set aside for Hawaii's building and
To Show Wonderful Scenery.
Our plans contemplate a display of
HawaiDs wonderful scenery in dlo-j
ramie effects, showing the Volcano;
of Kilauea, the Nuuanu Pall, rugseJ
ccast scenes, and the deep gorges of
the island of Kauai, which rival those
of the Grand Canyon. Unfortunately,
- - , 7 , . , . . '
1 he last Legislature, in passing a
K'-easure ror the appointment -01 a
Tair ( Vim m i a Q irn Hln n rrf tnnrnnnsta
lunas tor preliminary expenses, ana
ihe commissions worK ior some time
was perfunctory. Funds have been
! placed in the hands of the comml3-
ion, and comprehensive plans are be
ing worKea out.
Chairman H. P. Wood, who is the
head of the Promotion Publicity for
the Hawaiian Islands, has. plans which

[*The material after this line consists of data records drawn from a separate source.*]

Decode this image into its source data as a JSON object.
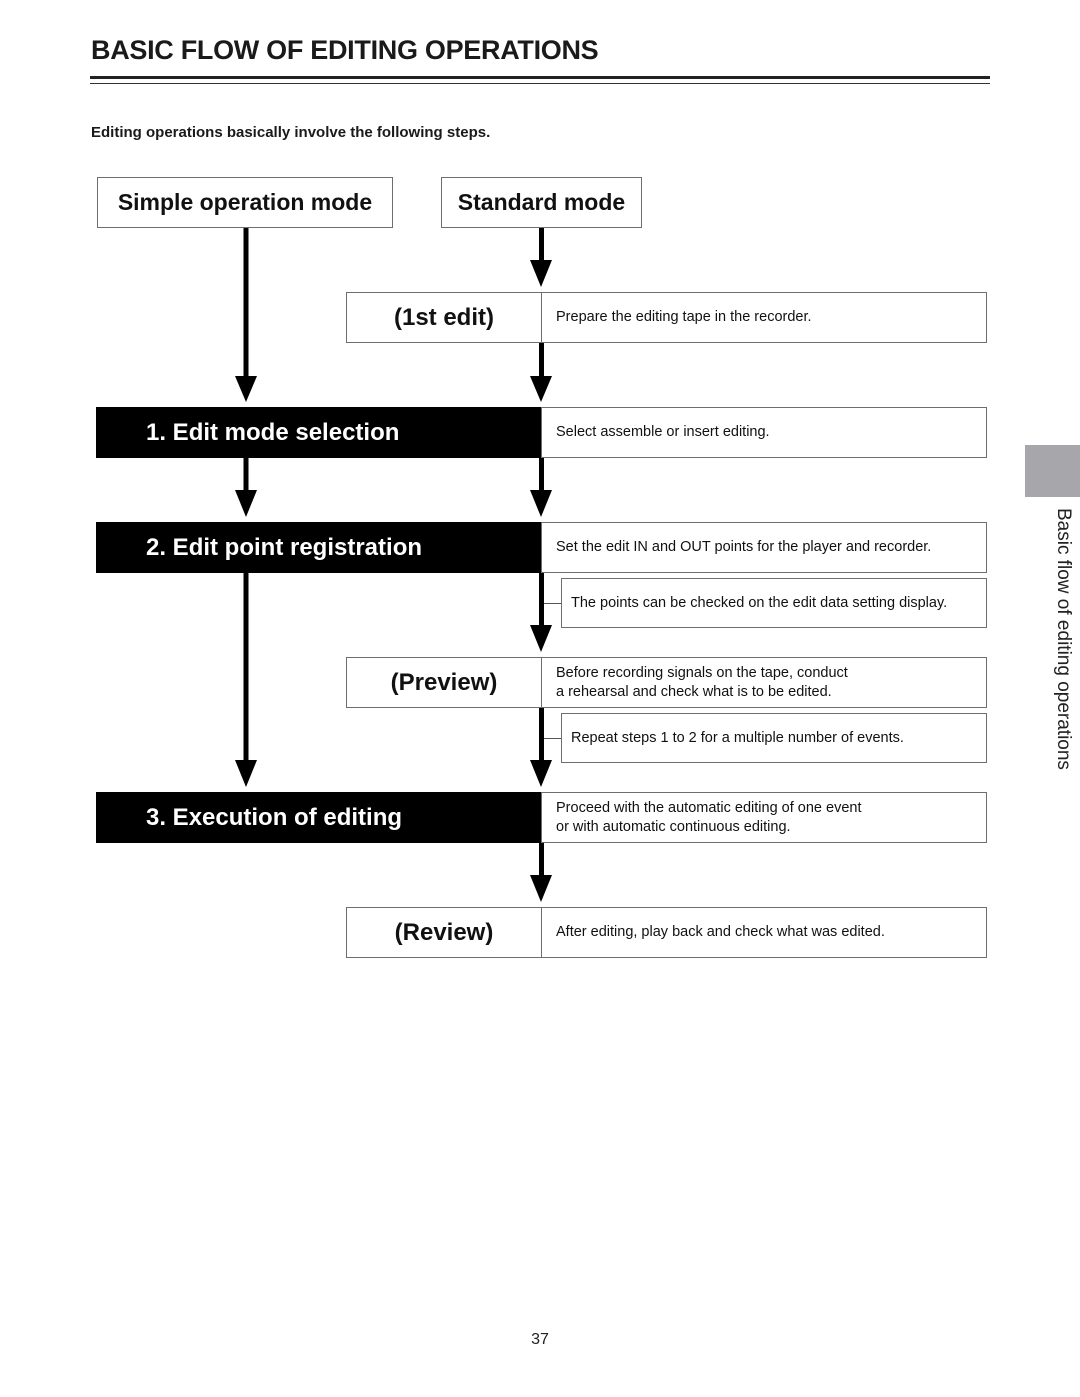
{
  "header": {
    "title": "BASIC FLOW OF EDITING OPERATIONS",
    "intro": "Editing operations basically involve the following steps."
  },
  "modes": {
    "simple": "Simple operation mode",
    "standard": "Standard mode"
  },
  "flow": {
    "first_edit": {
      "label": "(1st edit)",
      "description": [
        "Prepare the editing tape in the recorder."
      ]
    },
    "step1": {
      "label": "1. Edit mode selection",
      "description": [
        "Select assemble or insert editing."
      ]
    },
    "step2": {
      "label": "2. Edit point registration",
      "description": [
        "Set the edit IN and OUT points for the player and recorder."
      ],
      "note": "The points can be checked on the edit data setting display."
    },
    "preview": {
      "label": "(Preview)",
      "description": [
        "Before recording signals on the tape, conduct",
        "a rehearsal and check what is to be edited."
      ],
      "note": "Repeat steps 1 to 2 for a multiple number of events."
    },
    "step3": {
      "label": "3. Execution of editing",
      "description": [
        "Proceed with the automatic editing of one event",
        "or with automatic continuous editing."
      ]
    },
    "review": {
      "label": "(Review)",
      "description": [
        "After editing, play back and check what was edited."
      ]
    }
  },
  "side": {
    "section_label": "Basic flow of editing operations",
    "tab_color": "#a7a7ab"
  },
  "footer": {
    "page_number": "37"
  }
}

will make Hawaii's exhibit one of the
most unique and attractive ever plac-
The Nkara;uan gdve.rrnr.cnt ij ?!:!.-
and property, ahd'tht astlon cf t.v.j

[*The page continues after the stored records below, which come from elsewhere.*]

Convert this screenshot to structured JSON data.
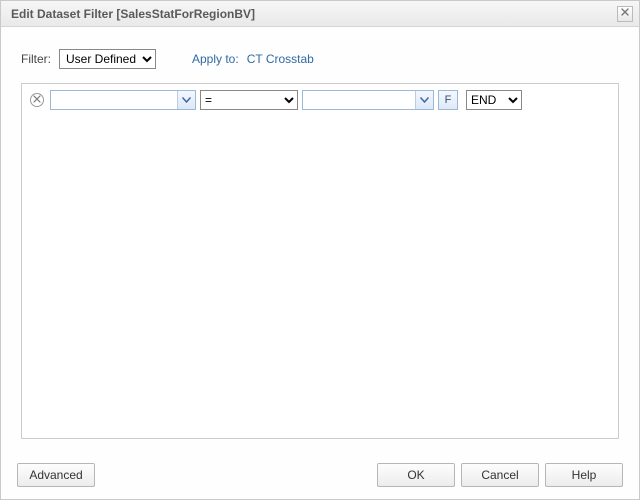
{
  "title": "Edit Dataset Filter [SalesStatForRegionBV]",
  "topbar": {
    "filter_label": "Filter:",
    "filter_options": [
      "User Defined"
    ],
    "filter_value": "User Defined",
    "apply_label": "Apply to:",
    "apply_target": "CT Crosstab"
  },
  "row": {
    "field_value": "",
    "op_options": [
      "="
    ],
    "op_value": "=",
    "value_value": "",
    "f_label": "F",
    "logic_options": [
      "END"
    ],
    "logic_value": "END"
  },
  "footer": {
    "advanced": "Advanced",
    "ok": "OK",
    "cancel": "Cancel",
    "help": "Help"
  }
}
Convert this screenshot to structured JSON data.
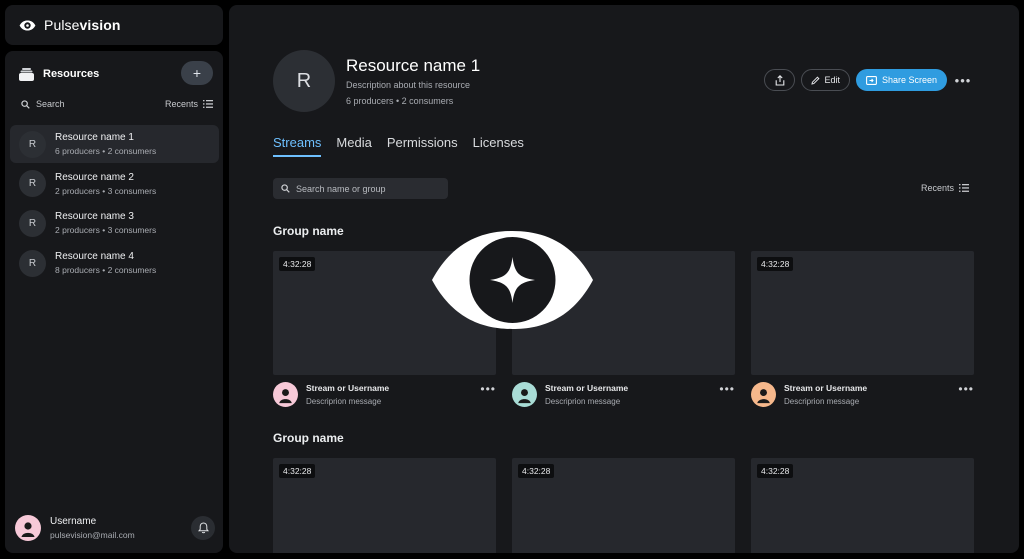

commence the- series" of -"drir.j. cr
dses, lectures and tactical wr.:.-i :
ing up to the two djiys' prcr : : - ; r '
will wind up the' cacajr.p .:. '
-Officers, and men ara ict'.i 1::':
forward to the pane cf r-r, '
Ides providing .valuat: i: ::
th?f$.wlll be a czTtzl:: z
pleasufatla excilzzzzzl .l.i t..
carsfafgn.' .'Although c.-ly t:
troops will be ensued, t .2 ; . . : . .
Is said, has been so ln;c-z:;us:y u; .
up that It contains a!l scn3 cf t
cal possibUItles. --.'Sundar ncrnlr .
afternoon the soldiers will ruarca
the action be concluded Monday r. . . .
ing. ' Monday afternoon canp v.ill :
struck and the period cf field izzir
tion over for the year.
Captain Walter Johnson. U. 3. A.,
will be the regular amy represent .
tlve In his capacity of inspector-! ..
structor of theGuard, and ha will r i' 1
arf exhaustive report to tha War 'L
partment, concerning the efficiency in
the field of the Hawaiian ranlltla. :Cr.
Mount, Medical Corps, U. S. A., wi'.:
be sanitary inspector -The
- 1 - --
troops atUched to the First Rr:r.
will be in command of- Captain-.:r-geon
Morong, and Lieutenant Cc!:r..l
Cooper, surgeon general cf tna Guar :,
will be In camp a gocJ -yart cf ta:
time, and will give special Isitnictian
and "lectures to the finitary, tro;;--.
Colonel Cooper' recently gfncir.a: : L
from . the Field Service School f. r
Army Officers, a&S h,is wcrk hera will
be of great value to the nllitix
I Horses have been provided for all
: the officers entitled to niount3.
FORHAVAirS FAIR CEL
ed within exposition gro-unds. ; While
they are elaborate,' yet to forra abet
ting for Hawaii's peculiar icsnlc at
tractions they; must be.elabarat.:
"I notice that people iron all pa-is
cf the world ; who visit Honolulu !a:e
Intensely Interested la f f he ' aaaa-i ru
filled with . beautifully u. colored fi!i,
with such wonderful and ..tinlane "da
signs that many euppose they have
teen painted especially , to deceive
ihem. Aquarfura -officials in- many
parts of the .world ;fcave su?ze3:e 1
sending live fish to place ia their owu
aquariuma, but . Saa Francisco dur
ing the Fair will have' an aquarian
of Hawaiian fish in the Hawaiian
building, which" will " be. one of lis
featnres. : k-jry;
Transplant Native Charm. -
"I ' doubt if there Is a part e of , tb3
American' mainland ' which Jiaa ccanic
attractlcTu to equal those of the Ha-
waJIaa. Islands. There is. a peculiar
subtle charm About the Hawaiian 1 u
and which appeals to .travelers, a-
those charms we " expect to tran:. r
in some form or another to San Fra
Cisco In 1913. :' v r ' :
Taylor has lived in the Hawaii?
Islands for the last fourteen year
during which thne b.9 ta3 te?n r'.
Uve newspaper man in Honolulu. -
or two yeara waa chtatcf d"
of the Honolulu Police D:--
Two years before, the :
Taylor went to Cuba as a
ent.vb.ut , his experience -.. -.
lived,; cwlag to General T,'c
resting him. as a spy ani :
him to five years in Cal
ress, although he we.3 c
ported to the Vzii ei